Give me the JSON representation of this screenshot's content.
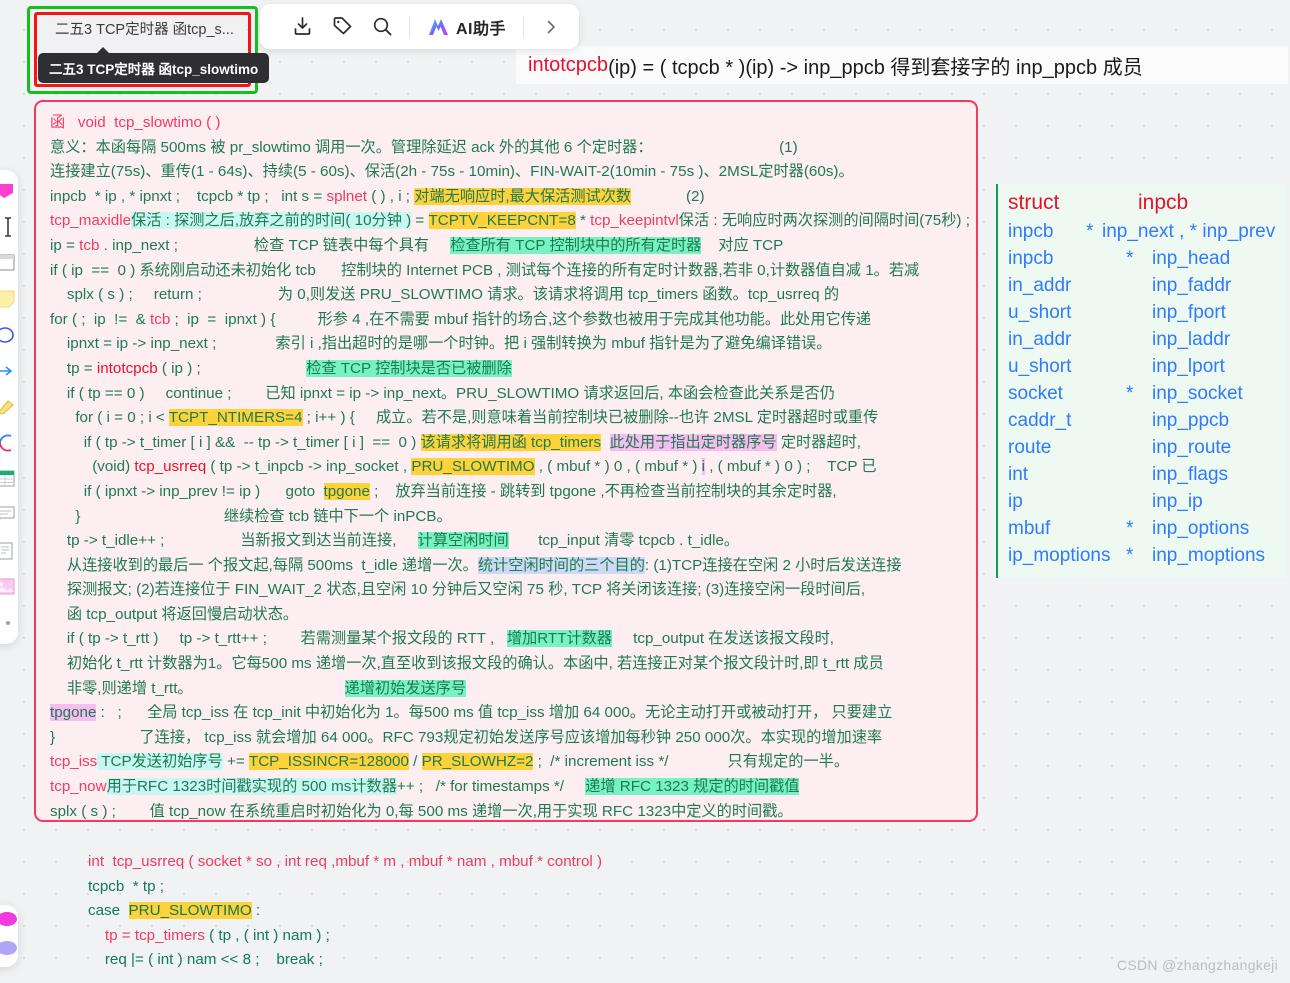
{
  "window": {
    "title_chip": "二五3 TCP定时器 函tcp_s...",
    "tooltip": "二五3 TCP定时器 函tcp_slowtimo"
  },
  "toolbar": {
    "icons": [
      {
        "name": "download-icon",
        "label": "下载"
      },
      {
        "name": "tag-icon",
        "label": "标签"
      },
      {
        "name": "search-icon",
        "label": "搜索"
      }
    ],
    "ai_button_label": "AI助手",
    "expand_label": "›"
  },
  "left_rail": {
    "items": [
      {
        "name": "shape-icon"
      },
      {
        "name": "text-cursor-icon"
      },
      {
        "name": "sticky-frame-icon"
      },
      {
        "name": "note-icon"
      },
      {
        "name": "circle-shape-icon"
      },
      {
        "name": "arrow-icon"
      },
      {
        "name": "pen-icon"
      },
      {
        "name": "curve-icon"
      },
      {
        "name": "table-icon"
      },
      {
        "name": "comment-icon"
      },
      {
        "name": "list-icon"
      },
      {
        "name": "image-icon"
      },
      {
        "name": "more-dot-icon"
      }
    ],
    "bottom_items": [
      {
        "name": "magenta-dot-icon"
      },
      {
        "name": "purple-dot-icon"
      }
    ]
  },
  "banner": {
    "fn": "intotcpcb",
    "rest": "(ip) =  ( tcpcb * )(ip) -> inp_ppcb   得到套接字的 inp_ppcb 成员"
  },
  "code_card": {
    "lines": [
      [
        {
          "t": "函   ",
          "c": "c-pink"
        },
        {
          "t": "void  tcp_slowtimo ( )",
          "c": "c-pink"
        }
      ],
      [
        {
          "t": "意义：本函每隔 500ms 被 pr_slowtimo 调用一次。管理除延迟 ack 外的其他 6 个定时器：",
          "c": "c-green"
        },
        {
          "t": "                              (1)",
          "c": "c-green"
        }
      ],
      [
        {
          "t": "连接建立(75s)、重传(1 - 64s)、持续(5 - 60s)、保活(2h - 75s - 10min)、FIN-WAIT-2(10min - 75s )、2MSL定时器(60s)。",
          "c": "c-green"
        }
      ],
      [
        {
          "t": "inpcb  * ip , * ipnxt ;    tcpcb * tp ;   int s = ",
          "c": "c-green"
        },
        {
          "t": "splnet",
          "c": "c-pink"
        },
        {
          "t": " ( ) , i ; ",
          "c": "c-green"
        },
        {
          "t": "对端无响应时,最大保活测试次数",
          "c": "c-green",
          "h": "hl-y"
        },
        {
          "t": "             (2)",
          "c": "c-green"
        }
      ],
      [
        {
          "t": "tcp_maxidle",
          "c": "c-pink"
        },
        {
          "t": "保活 : 探测之后,放弃之前的时间( 10分钟 )",
          "c": "c-green",
          "h": "hl-c"
        },
        {
          "t": " = ",
          "c": "c-green"
        },
        {
          "t": "TCPTV_KEEPCNT=8",
          "c": "c-green",
          "h": "hl-y"
        },
        {
          "t": " * ",
          "c": "c-green"
        },
        {
          "t": "tcp_keepintvl",
          "c": "c-pink"
        },
        {
          "t": "保活 : 无响应时两次探测的间隔时间(75秒)",
          "c": "c-green"
        },
        {
          "t": " ;",
          "c": "c-green"
        }
      ],
      [
        {
          "t": "ip = ",
          "c": "c-green"
        },
        {
          "t": "tcb",
          "c": "c-pink"
        },
        {
          "t": " . inp_next ;                  检查 TCP 链表中每个具有     ",
          "c": "c-green"
        },
        {
          "t": "检查所有 TCP 控制块中的所有定时器",
          "c": "c-green",
          "h": "hl-g"
        },
        {
          "t": "    对应 TCP",
          "c": "c-green"
        }
      ],
      [
        {
          "t": "if ( ip  ==  0 ) ",
          "c": "c-green"
        },
        {
          "t": "系统刚启动还未初始化 tcb",
          "c": "c-green"
        },
        {
          "t": "      控制块的 Internet PCB , 测试每个连接的所有定时计数器,若非 0,计数器值自减 1。若减",
          "c": "c-green"
        }
      ],
      [
        {
          "t": "    splx ( s ) ;     return ;                  为 0,则发送 PRU_SLOWTIMO 请求。该请求将调用 tcp_timers 函数。tcp_usrreq 的",
          "c": "c-green"
        }
      ],
      [
        {
          "t": "for ( ;  ip  !=  & ",
          "c": "c-green"
        },
        {
          "t": "tcb",
          "c": "c-pink"
        },
        {
          "t": " ;  ip  =  ipnxt ) {          形参 4 ,在不需要 mbuf 指针的场合,这个参数也被用于完成其他功能。此处用它传递",
          "c": "c-green"
        }
      ],
      [
        {
          "t": "    ipnxt = ip -> inp_next ;              索引 i ,指出超时的是哪一个时钟。把 i 强制转换为 mbuf 指针是为了避免编译错误。",
          "c": "c-green"
        }
      ],
      [
        {
          "t": "    tp = ",
          "c": "c-green"
        },
        {
          "t": "intotcpcb",
          "c": "c-red"
        },
        {
          "t": " ( ip ) ;                         ",
          "c": "c-green"
        },
        {
          "t": "检查 TCP 控制块是否已被删除",
          "c": "c-green",
          "h": "hl-g"
        }
      ],
      [
        {
          "t": "    if ( tp == 0 )     continue ;        已知 ipnxt = ip -> inp_next。PRU_SLOWTIMO 请求返回后, 本函会检查此关系是否仍",
          "c": "c-green"
        }
      ],
      [
        {
          "t": "      for ( i = 0 ; i < ",
          "c": "c-green"
        },
        {
          "t": "TCPT_NTIMERS=4",
          "c": "c-green",
          "h": "hl-y"
        },
        {
          "t": " ; i++ ) {     成立。若不是,则意味着当前控制块已被删除--也许 2MSL 定时器超时或重传",
          "c": "c-green"
        }
      ],
      [
        {
          "t": "        if ( tp -> t_timer [ i ] &&  -- tp -> t_timer [ i ]  ==  0 ) ",
          "c": "c-green"
        },
        {
          "t": "该请求将调用函 tcp_timers",
          "c": "c-green",
          "h": "hl-y"
        },
        {
          "t": "  ",
          "c": "c-green"
        },
        {
          "t": "此处用于指出定时器序号",
          "c": "c-green",
          "h": "hl-p"
        },
        {
          "t": " 定时器超时,",
          "c": "c-green"
        }
      ],
      [
        {
          "t": "          (void) ",
          "c": "c-green"
        },
        {
          "t": "tcp_usrreq",
          "c": "c-red"
        },
        {
          "t": " ( tp -> t_inpcb -> inp_socket , ",
          "c": "c-green"
        },
        {
          "t": "PRU_SLOWTIMO",
          "c": "c-green",
          "h": "hl-y"
        },
        {
          "t": " , ( mbuf * ) 0 , ( mbuf * ) ",
          "c": "c-green"
        },
        {
          "t": "i",
          "c": "c-green",
          "h": "hl-p"
        },
        {
          "t": " , ( mbuf * ) 0 ) ;    TCP 已",
          "c": "c-green"
        }
      ],
      [
        {
          "t": "        if ( ipnxt -> inp_prev != ip )      goto  ",
          "c": "c-green"
        },
        {
          "t": "tpgone",
          "c": "c-green",
          "h": "hl-y"
        },
        {
          "t": " ;    放弃当前连接 - 跳转到 tpgone ,不再检查当前控制块的其余定时器,",
          "c": "c-green"
        }
      ],
      [
        {
          "t": "      }                                  继续检查 tcb 链中下一个 inPCB。",
          "c": "c-green"
        }
      ],
      [
        {
          "t": "    tp -> t_idle++ ;                  当新报文到达当前连接,     ",
          "c": "c-green"
        },
        {
          "t": "计算空闲时间",
          "c": "c-green",
          "h": "hl-g"
        },
        {
          "t": "       tcp_input 清零 tcpcb . t_idle。",
          "c": "c-green"
        }
      ],
      [
        {
          "t": "    从连接收到的最后一 个报文起,每隔 500ms  t_idle 递增一次。",
          "c": "c-green"
        },
        {
          "t": "统计空闲时间的三个目的",
          "c": "c-green",
          "h": "hl-b"
        },
        {
          "t": ": (1)TCP连接在空闲 2 小时后发送连接",
          "c": "c-green"
        }
      ],
      [
        {
          "t": "    探测报文; (2)若连接位于 FIN_WAIT_2 状态,且空闲 10 分钟后又空闲 75 秒, TCP 将关闭该连接; (3)连接空闲一段时间后,",
          "c": "c-green"
        }
      ],
      [
        {
          "t": "    函 tcp_output 将返回慢启动状态。",
          "c": "c-green"
        }
      ],
      [
        {
          "t": "    if ( tp -> t_rtt )     tp -> t_rtt++ ;        若需测量某个报文段的 RTT ,   ",
          "c": "c-green"
        },
        {
          "t": "增加RTT计数器",
          "c": "c-green",
          "h": "hl-g"
        },
        {
          "t": "     tcp_output 在发送该报文段时,",
          "c": "c-green"
        }
      ],
      [
        {
          "t": "    初始化 t_rtt 计数器为1。它每500 ms 递增一次,直至收到该报文段的确认。本函中, 若连接正对某个报文段计时,即 t_rtt 成员",
          "c": "c-green"
        }
      ],
      [
        {
          "t": "    非零,则递增 t_rtt。                                    ",
          "c": "c-green"
        },
        {
          "t": "递增初始发送序号",
          "c": "c-green",
          "h": "hl-g"
        }
      ],
      [
        {
          "t": "tpgone",
          "c": "c-green",
          "h": "hl-p"
        },
        {
          "t": " :   ;      全局 tcp_iss 在 tcp_init 中初始化为 1。每500 ms 值 tcp_iss 增加 64 000。无论主动打开或被动打开， 只要建立",
          "c": "c-green"
        }
      ],
      [
        {
          "t": "}                    了连接， tcp_iss 就会增加 64 000。RFC 793规定初始发送序号应该增加每秒钟 250 000次。本实现的增加速率",
          "c": "c-green"
        }
      ],
      [
        {
          "t": "tcp_iss",
          "c": "c-pink"
        },
        {
          "t": " TCP发送初始序号",
          "c": "c-green",
          "h": "hl-c"
        },
        {
          "t": " += ",
          "c": "c-green"
        },
        {
          "t": "TCP_ISSINCR=128000",
          "c": "c-green",
          "h": "hl-y"
        },
        {
          "t": " / ",
          "c": "c-green"
        },
        {
          "t": "PR_SLOWHZ=2",
          "c": "c-green",
          "h": "hl-y"
        },
        {
          "t": " ;  /* increment iss */              只有规定的一半。",
          "c": "c-green"
        }
      ],
      [
        {
          "t": "tcp_now",
          "c": "c-pink"
        },
        {
          "t": "用于RFC 1323时间戳实现的 500 ms计数器",
          "c": "c-green",
          "h": "hl-c"
        },
        {
          "t": "++ ;   /* for timestamps */     ",
          "c": "c-green"
        },
        {
          "t": "递增 RFC 1323 规定的时间戳值",
          "c": "c-green",
          "h": "hl-g"
        }
      ],
      [
        {
          "t": "splx ( s ) ;        值 tcp_now 在系统重启时初始化为 0,每 500 ms 递增一次,用于实现 RFC 1323中定义的时间戳。",
          "c": "c-green"
        }
      ]
    ]
  },
  "struct_panel": {
    "title_type": "struct",
    "title_name": "inpcb",
    "rows": [
      {
        "type": "inpcb",
        "star": "*",
        "field": "inp_next , * inp_prev",
        "inline": true
      },
      {
        "type": "inpcb",
        "star": "*",
        "field": "inp_head"
      },
      {
        "type": "in_addr",
        "star": "",
        "field": "inp_faddr"
      },
      {
        "type": "u_short",
        "star": "",
        "field": "inp_fport"
      },
      {
        "type": "in_addr",
        "star": "",
        "field": "inp_laddr"
      },
      {
        "type": "u_short",
        "star": "",
        "field": "inp_lport"
      },
      {
        "type": "socket",
        "star": "*",
        "field": "inp_socket"
      },
      {
        "type": "caddr_t",
        "star": "",
        "field": "inp_ppcb"
      },
      {
        "type": "route",
        "star": "",
        "field": "inp_route"
      },
      {
        "type": "int",
        "star": "",
        "field": "inp_flags"
      },
      {
        "type": "ip",
        "star": "",
        "field": "inp_ip"
      },
      {
        "type": "mbuf",
        "star": "*",
        "field": "inp_options"
      },
      {
        "type": "ip_moptions",
        "star": "*",
        "field": "inp_moptions"
      }
    ]
  },
  "bottom_code": {
    "lines": [
      [
        {
          "t": "int  tcp_usrreq ( socket * so , int req ,mbuf * m , mbuf * nam , mbuf * control )",
          "c": "c-pink"
        }
      ],
      [
        {
          "t": "tcpcb  * tp ;",
          "c": "c-teal"
        }
      ],
      [
        {
          "t": "case  ",
          "c": "c-teal"
        },
        {
          "t": "PRU_SLOWTIMO",
          "c": "c-teal",
          "h": "hl-y"
        },
        {
          "t": " :",
          "c": "c-teal"
        }
      ],
      [
        {
          "t": "    tp = ",
          "c": "c-pink"
        },
        {
          "t": "tcp_timers",
          "c": "c-pink"
        },
        {
          "t": " ( tp , ( int ) nam ) ;",
          "c": "c-teal"
        }
      ],
      [
        {
          "t": "    req |= ( int ) nam << 8 ;    break ;",
          "c": "c-teal"
        }
      ]
    ]
  },
  "watermark": "CSDN @zhangzhangkeji",
  "colors": {
    "red_frame": "#f71414",
    "green_frame": "#15c01c",
    "card_border": "#ef3b63",
    "card_bg": "#fdeef1",
    "struct_bg": "#edf9f1",
    "struct_accent": "#0f9b5e",
    "struct_text": "#2f7bfb",
    "keyword_red": "#e8112d",
    "highlight_yellow": "#ffd23a",
    "highlight_green": "#77f2c2",
    "highlight_cyan": "#c8f7f2",
    "highlight_pink": "#f7bdf0",
    "highlight_blue": "#cdd9f5",
    "canvas_bg": "#f1f2f4"
  }
}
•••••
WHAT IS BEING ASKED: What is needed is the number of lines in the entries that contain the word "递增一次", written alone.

ANSWER AREA: 3